(Information begins)

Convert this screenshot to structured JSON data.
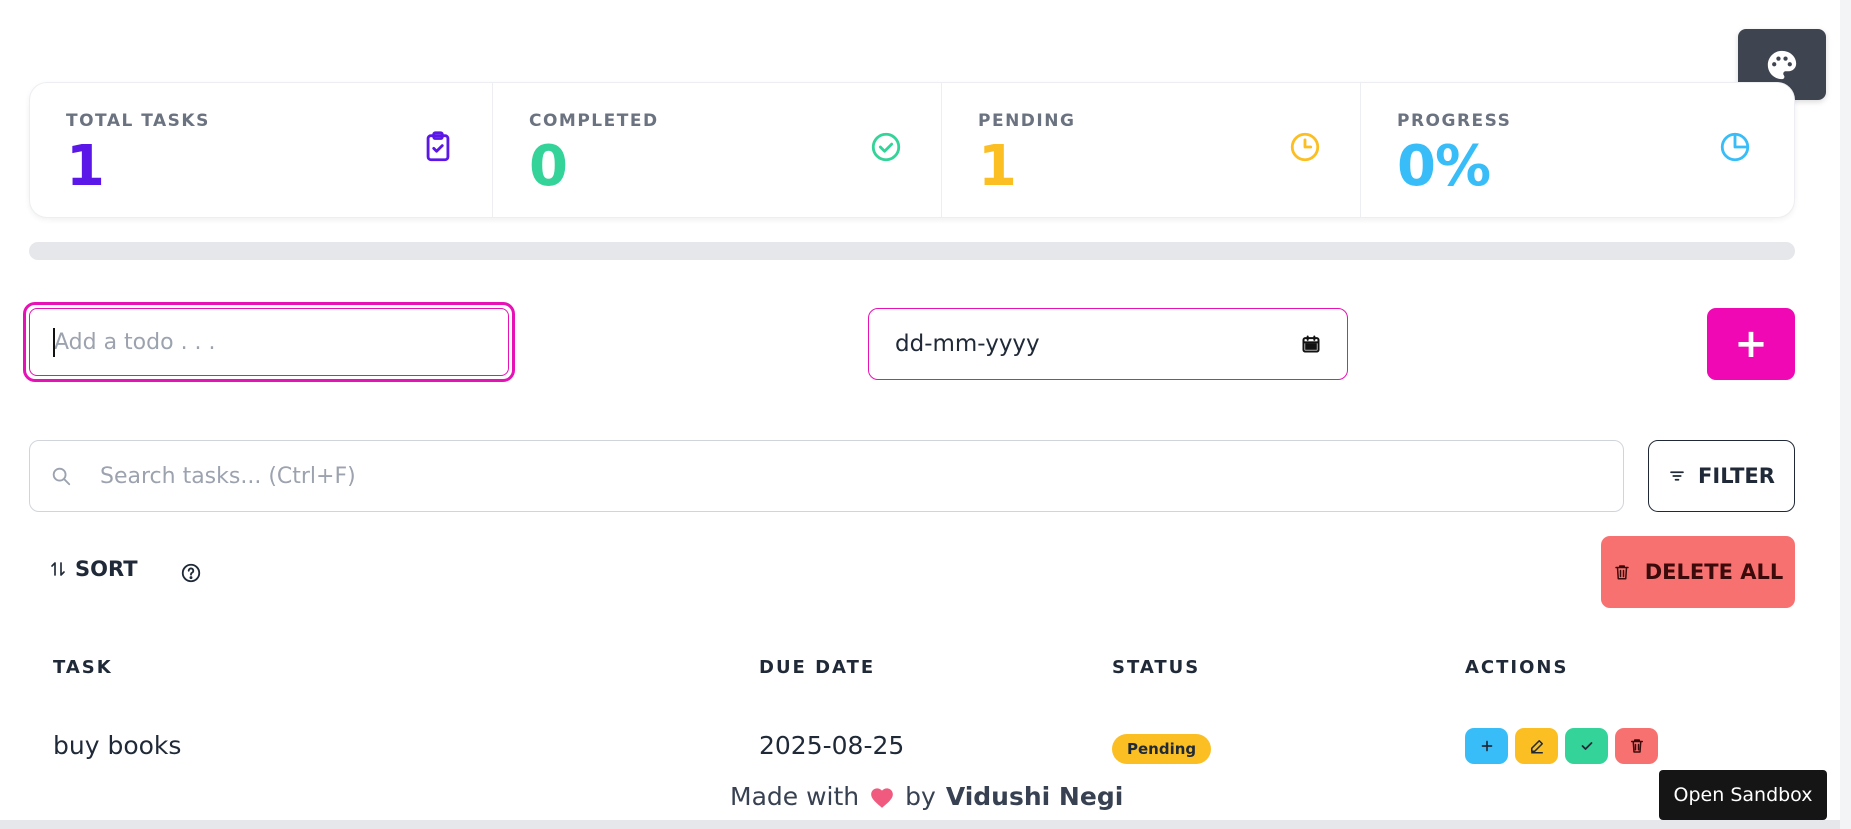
{
  "stats": [
    {
      "label": "TOTAL TASKS",
      "value": "1",
      "color": "#5b16e8",
      "icon": "clipboard-check-icon"
    },
    {
      "label": "COMPLETED",
      "value": "0",
      "color": "#34d399",
      "icon": "check-circle-icon"
    },
    {
      "label": "PENDING",
      "value": "1",
      "color": "#fbbf24",
      "icon": "clock-icon"
    },
    {
      "label": "PROGRESS",
      "value": "0%",
      "color": "#38bdf8",
      "icon": "pie-chart-icon"
    }
  ],
  "progress": {
    "fraction": 0
  },
  "form": {
    "todo_placeholder": "Add a todo . . .",
    "date_placeholder": "dd-mm-yyyy",
    "add_label": "+"
  },
  "search": {
    "placeholder": "Search tasks... (Ctrl+F)"
  },
  "filter": {
    "label": "FILTER"
  },
  "sort": {
    "label": "SORT"
  },
  "delete_all": {
    "label": "DELETE ALL"
  },
  "table": {
    "headers": [
      "TASK",
      "DUE DATE",
      "STATUS",
      "ACTIONS"
    ],
    "rows": [
      {
        "task": "buy books",
        "due": "2025-08-25",
        "status": "Pending"
      }
    ]
  },
  "footer": {
    "prefix": "Made with",
    "by": "by",
    "author": "Vidushi Negi"
  },
  "sandbox": {
    "label": "Open Sandbox"
  },
  "colors": {
    "accent": "#ef08b4",
    "danger": "#f87171",
    "info": "#38bdf8",
    "warning": "#fbbf24",
    "success": "#34d399"
  }
}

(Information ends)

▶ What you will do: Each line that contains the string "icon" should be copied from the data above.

▶ Solution to this problem:
      "icon": "clipboard-check-icon"
      "icon": "check-circle-icon"
      "icon": "clock-icon"
      "icon": "pie-chart-icon"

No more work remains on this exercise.